> _Listed entries_:
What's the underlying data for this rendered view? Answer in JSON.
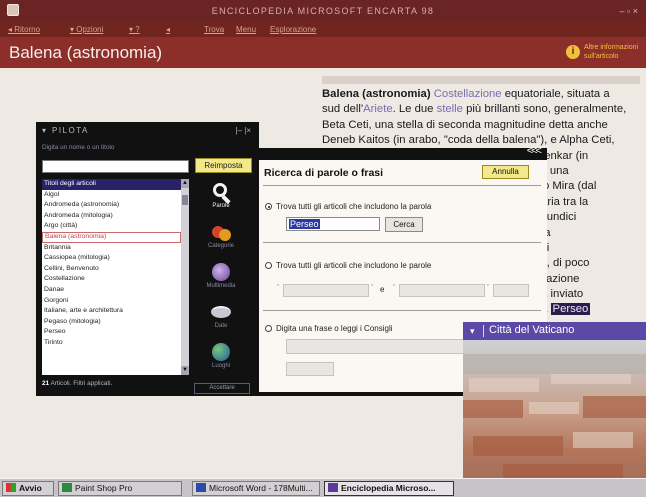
{
  "window": {
    "title": "ENCICLOPEDIA MICROSOFT ENCARTA 98",
    "controls": "– ▫ ×"
  },
  "menubar": {
    "items": [
      "◂ Ritorno",
      "▾ Opzioni",
      "▾ ?",
      "◂",
      "Trova",
      "Menu",
      "Esplorazione"
    ]
  },
  "header": {
    "title": "Balena (astronomia)",
    "info_icon_glyph": "i",
    "info_text": "Altre informazioni sull'articolo"
  },
  "article": {
    "lines": [
      [
        {
          "t": "Balena (astronomia)",
          "s": "b"
        },
        {
          "t": " "
        },
        {
          "t": "Costellazione",
          "s": "lk"
        },
        {
          "t": " equatoriale, situata a"
        }
      ],
      [
        {
          "t": "sud dell'"
        },
        {
          "t": "Ariete",
          "s": "lk"
        },
        {
          "t": ". Le due "
        },
        {
          "t": "stelle",
          "s": "lk"
        },
        {
          "t": " più brillanti sono, generalmente,"
        }
      ],
      [
        {
          "t": "Beta Ceti, una stella di seconda magnitudine detta anche"
        }
      ],
      [
        {
          "t": "Deneb Kaitos (in arabo, \"coda della balena\"), e Alpha Ceti,"
        }
      ],
      [
        {
          "t": "                                                             che Menkar (in"
        }
      ],
      [
        {
          "t": "                                                              rivece una"
        }
      ],
      [
        {
          "t": "                                                              Ceti, o Mira (dal"
        }
      ],
      [
        {
          "t": "                                                              nte varia tra la"
        }
      ],
      [
        {
          "t": "                                                               circa undici"
        }
      ],
      [
        {
          "t": "                                                               conda"
        }
      ],
      [
        {
          "t": "                                                               che si"
        }
      ],
      [
        {
          "t": "                                                               di km, di poco"
        }
      ],
      [
        {
          "t": "                                                               ostellazione"
        }
      ],
      [
        {
          "t": "                                                         "
        },
        {
          "t": "gia greca",
          "s": "lkp"
        },
        {
          "t": " inviato"
        }
      ],
      [
        {
          "t": "                                                         onfitto da "
        },
        {
          "t": "Perseo",
          "s": "hl"
        }
      ]
    ]
  },
  "pilota": {
    "title": "PILOTA",
    "title_arrow": "▾",
    "panel_controls": "|– |×",
    "hint": "Digita un nome o un titolo",
    "search_value": "",
    "reload_button": "Reimposta",
    "list": [
      "Titoli degli articoli",
      "Algol",
      "Andromeda (astronomia)",
      "Andromeda (mitologia)",
      "Argo (città)",
      "Balena (astronomia)",
      "Britannia",
      "Cassiopea (mitologia)",
      "Cellini, Benvenuto",
      "Costellazione",
      "Danae",
      "Gorgoni",
      "Italiane, arte e architettura",
      "Pegaso (mitologia)",
      "Perseo",
      "Tirinto"
    ],
    "footer_count": "21",
    "footer_text": " Articoli. Filtri applicati.",
    "tools": [
      {
        "label": "Parole",
        "icon": "magnifier-icon"
      },
      {
        "label": "Categorie",
        "icon": "fruit-icon"
      },
      {
        "label": "Multimedia",
        "icon": "multimedia-disc-icon"
      },
      {
        "label": "Date",
        "icon": "date-disc-icon"
      },
      {
        "label": "Luoghi",
        "icon": "globe-icon"
      }
    ],
    "accept_button": "Accettare"
  },
  "search_panel": {
    "chevron": "<<<",
    "title": "Ricerca di parole o frasi",
    "cancel_button": "Annulla",
    "option1": "Trova tutti gli articoli che includono la parola",
    "option1_value": "Perseo",
    "search_button": "Cerca",
    "option2": "Trova tutti gli articoli che includono le parole",
    "quote": "\"",
    "and_label": "e",
    "option3": "Digita una frase o leggi i Consigli"
  },
  "city_window": {
    "arrow": "▾",
    "title": "Città del Vaticano"
  },
  "taskbar": {
    "start": "Avvio",
    "items": [
      "Paint Shop Pro",
      "Microsoft Word - 178Multi...",
      "Enciclopedia Microso..."
    ]
  },
  "colors": {
    "titlebar": "#6a2424",
    "header": "#8c2f2b",
    "link": "#7a6bb5",
    "button_yellow": "#f4e98a",
    "city_bar": "#5a4aa6",
    "list_header": "#2a2268"
  }
}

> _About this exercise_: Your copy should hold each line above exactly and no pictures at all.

> _Answer space_:
What's the underlying data for this rendered view? Answer in JSON.
{
  "window": {
    "title": "ENCICLOPEDIA MICROSOFT ENCARTA 98",
    "controls": "– ▫ ×"
  },
  "menubar": {
    "items": [
      "◂ Ritorno",
      "▾ Opzioni",
      "▾ ?",
      "◂",
      "Trova",
      "Menu",
      "Esplorazione"
    ]
  },
  "header": {
    "title": "Balena (astronomia)",
    "info_icon_glyph": "i",
    "info_text": "Altre informazioni sull'articolo"
  },
  "article": {
    "lines": [
      [
        {
          "t": "Balena (astronomia)",
          "s": "b"
        },
        {
          "t": " "
        },
        {
          "t": "Costellazione",
          "s": "lk"
        },
        {
          "t": " equatoriale, situata a"
        }
      ],
      [
        {
          "t": "sud dell'"
        },
        {
          "t": "Ariete",
          "s": "lk"
        },
        {
          "t": ". Le due "
        },
        {
          "t": "stelle",
          "s": "lk"
        },
        {
          "t": " più brillanti sono, generalmente,"
        }
      ],
      [
        {
          "t": "Beta Ceti, una stella di seconda magnitudine detta anche"
        }
      ],
      [
        {
          "t": "Deneb Kaitos (in arabo, \"coda della balena\"), e Alpha Ceti,"
        }
      ],
      [
        {
          "t": "                                                             che Menkar (in"
        }
      ],
      [
        {
          "t": "                                                              rivece una"
        }
      ],
      [
        {
          "t": "                                                              Ceti, o Mira (dal"
        }
      ],
      [
        {
          "t": "                                                              nte varia tra la"
        }
      ],
      [
        {
          "t": "                                                               circa undici"
        }
      ],
      [
        {
          "t": "                                                               conda"
        }
      ],
      [
        {
          "t": "                                                               che si"
        }
      ],
      [
        {
          "t": "                                                               di km, di poco"
        }
      ],
      [
        {
          "t": "                                                               ostellazione"
        }
      ],
      [
        {
          "t": "                                                         "
        },
        {
          "t": "gia greca",
          "s": "lkp"
        },
        {
          "t": " inviato"
        }
      ],
      [
        {
          "t": "                                                         onfitto da "
        },
        {
          "t": "Perseo",
          "s": "hl"
        }
      ]
    ]
  },
  "pilota": {
    "title": "PILOTA",
    "title_arrow": "▾",
    "panel_controls": "|– |×",
    "hint": "Digita un nome o un titolo",
    "search_value": "",
    "reload_button": "Reimposta",
    "list": [
      "Titoli degli articoli",
      "Algol",
      "Andromeda (astronomia)",
      "Andromeda (mitologia)",
      "Argo (città)",
      "Balena (astronomia)",
      "Britannia",
      "Cassiopea (mitologia)",
      "Cellini, Benvenuto",
      "Costellazione",
      "Danae",
      "Gorgoni",
      "Italiane, arte e architettura",
      "Pegaso (mitologia)",
      "Perseo",
      "Tirinto"
    ],
    "footer_count": "21",
    "footer_text": " Articoli. Filtri applicati.",
    "tools": [
      {
        "label": "Parole",
        "icon": "magnifier-icon"
      },
      {
        "label": "Categorie",
        "icon": "fruit-icon"
      },
      {
        "label": "Multimedia",
        "icon": "multimedia-disc-icon"
      },
      {
        "label": "Date",
        "icon": "date-disc-icon"
      },
      {
        "label": "Luoghi",
        "icon": "globe-icon"
      }
    ],
    "accept_button": "Accettare"
  },
  "search_panel": {
    "chevron": "<<<",
    "title": "Ricerca di parole o frasi",
    "cancel_button": "Annulla",
    "option1": "Trova tutti gli articoli che includono la parola",
    "option1_value": "Perseo",
    "search_button": "Cerca",
    "option2": "Trova tutti gli articoli che includono le parole",
    "quote": "\"",
    "and_label": "e",
    "option3": "Digita una frase o leggi i Consigli"
  },
  "city_window": {
    "arrow": "▾",
    "title": "Città del Vaticano"
  },
  "taskbar": {
    "start": "Avvio",
    "items": [
      "Paint Shop Pro",
      "Microsoft Word - 178Multi...",
      "Enciclopedia Microso..."
    ]
  },
  "colors": {
    "titlebar": "#6a2424",
    "header": "#8c2f2b",
    "link": "#7a6bb5",
    "button_yellow": "#f4e98a",
    "city_bar": "#5a4aa6",
    "list_header": "#2a2268"
  }
}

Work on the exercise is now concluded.